India's External Affairs Minister S Jaishankar stated that ties between India and the US will expand further under Joe Biden's administration, noting that he was part of the period when bilateral relations underwent a radical transformation.
"As vice president, we dealt with him. I happened to be the ambassador during the last phase of the Obama administration. We'd known him earlier when he was in the Senate Foreign Relations Committee as the ranking Democratic member and then as the chairman," Jaishankar said, speaking at an online discussion organised by leading think-tank Gateway House.
Jaishankar said "President-elect Biden is not a stranger" to India or to the relationship between the two countries.
"I think that will be the case as well here and I also say that because within the American politics, it's not just that we deal with the administration of the day, we also tend to deal with the Congress," Jaishankar said.
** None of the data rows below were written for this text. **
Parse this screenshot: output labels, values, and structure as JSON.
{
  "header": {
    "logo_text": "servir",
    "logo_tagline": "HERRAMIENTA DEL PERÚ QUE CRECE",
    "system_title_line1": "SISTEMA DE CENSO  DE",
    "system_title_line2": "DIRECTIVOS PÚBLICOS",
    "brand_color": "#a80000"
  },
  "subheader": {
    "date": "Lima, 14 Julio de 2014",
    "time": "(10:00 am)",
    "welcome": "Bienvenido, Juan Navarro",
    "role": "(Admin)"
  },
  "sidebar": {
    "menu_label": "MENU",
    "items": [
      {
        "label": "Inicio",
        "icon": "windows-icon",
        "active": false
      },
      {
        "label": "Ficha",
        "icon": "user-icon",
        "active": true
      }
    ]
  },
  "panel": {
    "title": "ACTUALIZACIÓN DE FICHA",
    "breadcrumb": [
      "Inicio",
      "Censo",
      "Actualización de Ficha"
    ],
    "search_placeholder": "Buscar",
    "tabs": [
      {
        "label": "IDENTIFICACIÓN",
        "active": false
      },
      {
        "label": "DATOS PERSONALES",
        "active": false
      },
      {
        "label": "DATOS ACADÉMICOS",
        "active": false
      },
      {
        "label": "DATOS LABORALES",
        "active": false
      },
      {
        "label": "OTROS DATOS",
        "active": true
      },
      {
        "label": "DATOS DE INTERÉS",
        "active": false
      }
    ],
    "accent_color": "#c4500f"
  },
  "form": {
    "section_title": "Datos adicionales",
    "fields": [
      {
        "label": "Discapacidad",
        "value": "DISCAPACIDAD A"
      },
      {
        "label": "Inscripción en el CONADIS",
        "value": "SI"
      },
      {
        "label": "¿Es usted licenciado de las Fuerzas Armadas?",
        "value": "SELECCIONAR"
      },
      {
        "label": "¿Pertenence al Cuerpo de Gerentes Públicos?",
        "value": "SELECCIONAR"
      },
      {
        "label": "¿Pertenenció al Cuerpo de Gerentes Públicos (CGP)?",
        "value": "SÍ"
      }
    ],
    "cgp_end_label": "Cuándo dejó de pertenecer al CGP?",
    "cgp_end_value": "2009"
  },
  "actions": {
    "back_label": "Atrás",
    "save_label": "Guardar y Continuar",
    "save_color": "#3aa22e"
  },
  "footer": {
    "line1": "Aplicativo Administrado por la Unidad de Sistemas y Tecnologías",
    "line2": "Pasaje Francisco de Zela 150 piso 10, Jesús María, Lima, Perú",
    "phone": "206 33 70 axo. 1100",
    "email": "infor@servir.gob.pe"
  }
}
In another online event yesterday, he also talked about why India did not join the Regional Comprehensive Economic Partnership (RCEP) trade deal because it would have had “negative consequences”.
New Delhi had indicated its concerns with RCEP at the East Asia Summit a year ago because a number of key concerns had not been addressed during the prolonged negotiations for the trade deal, Jaishankar said during an online conversation on India-EU relations organised by the Centre for European Policy Studies.
The 10 member states of the Association of Southeast Asian Nations (ASEAN) and Australia, China, Japan, New Zealand and South Korea signed RCEP on Sunday. Japan led the drafting of a ministers’ declaration that left the door open for India to join the world’s largest trading bloc, covering nearly a third of the global economy, at a later stage.
Referring to a long-delayed proposal for a free trade agreement (FTA) with EU, Jaishankar said the Indian government had spoken of the need to resume negotiations on this. India, he added, wants a “fair and balanced FTA” with EU.
Jaishankar also highlighted the importance attached by India to mobility agreements with European states to facilitate the movement of skilled professionals. There are about 34 million people of Indian-origin across the world, including almost nine million in West Asia, he pointed out.